Stephen and his wife Kelleanna shared a strong commitment to the teachings of the Catholic Church on marriage and family life. With other married couples, they sponsored programs to help prepare engaged couples for marriage. Stephen did not preach, but wisely gave advice when asked and witnessed his beliefs by deeds more than words.

Stephen was an active parishioner of St. Joseph Church in Meriden where he received the sacraments of baptism, first communion, reconciliation, confirmation and matrimony. He served on committees, trained altar servers and was a lector for Sunday Mass. St. Joseph Church received his body on December 2nd, as his brothers and nephews carried his casket into the church for the Mass of Christian Burial.

By age 58, Stephen Rzegocki had quietly impacted the lives of hundreds of people.
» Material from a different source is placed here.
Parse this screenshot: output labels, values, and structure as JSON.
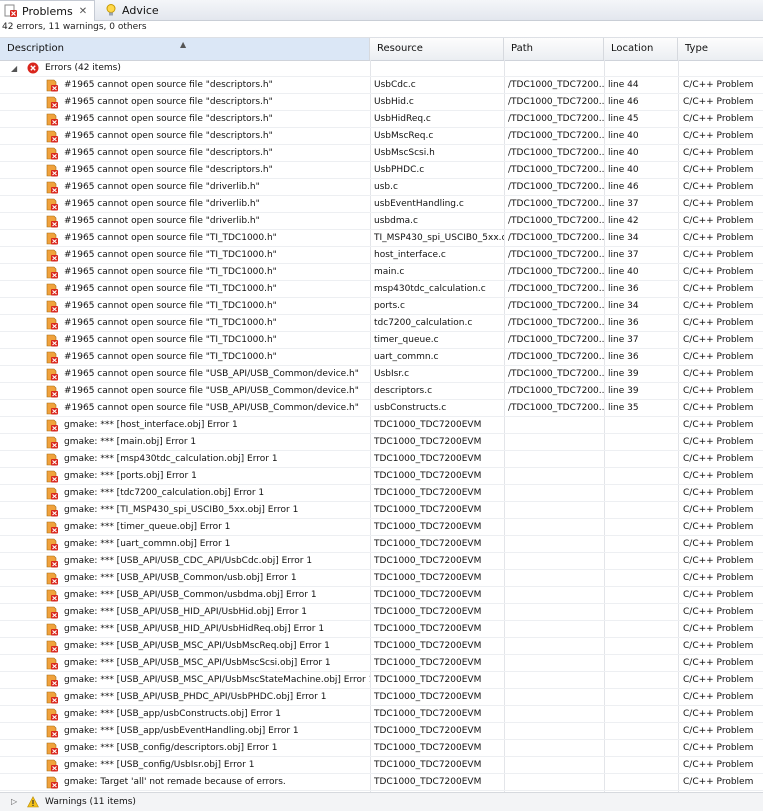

Men, women and children formed a steady line at Wallingford Funeral Home to say goodbye to Stephen and to comfort his wife Kelleanna, his son Nathan, his daughter Katherine and his six siblings and their families. The Sisters, Brothers and his fellow Franciscan Apprentices deeply mourn his death and know that the experience of having one of the first Apprentices be one of the first to die is a mystery held in God. The Advent man has given us an unexpected experience of the meaning of the season, as we wait patiently, consistently, with fortitude and resolve to greet with an open heart the One-who-is-to-come.

The Franciscan Sisters and Brothers of the Eucharist formed an honor guard on the steps of St. Joseph Church at the end of the funeral Mass. Talented close friends of Stephen built the casket out of pine and elegantly finished it with professional precision.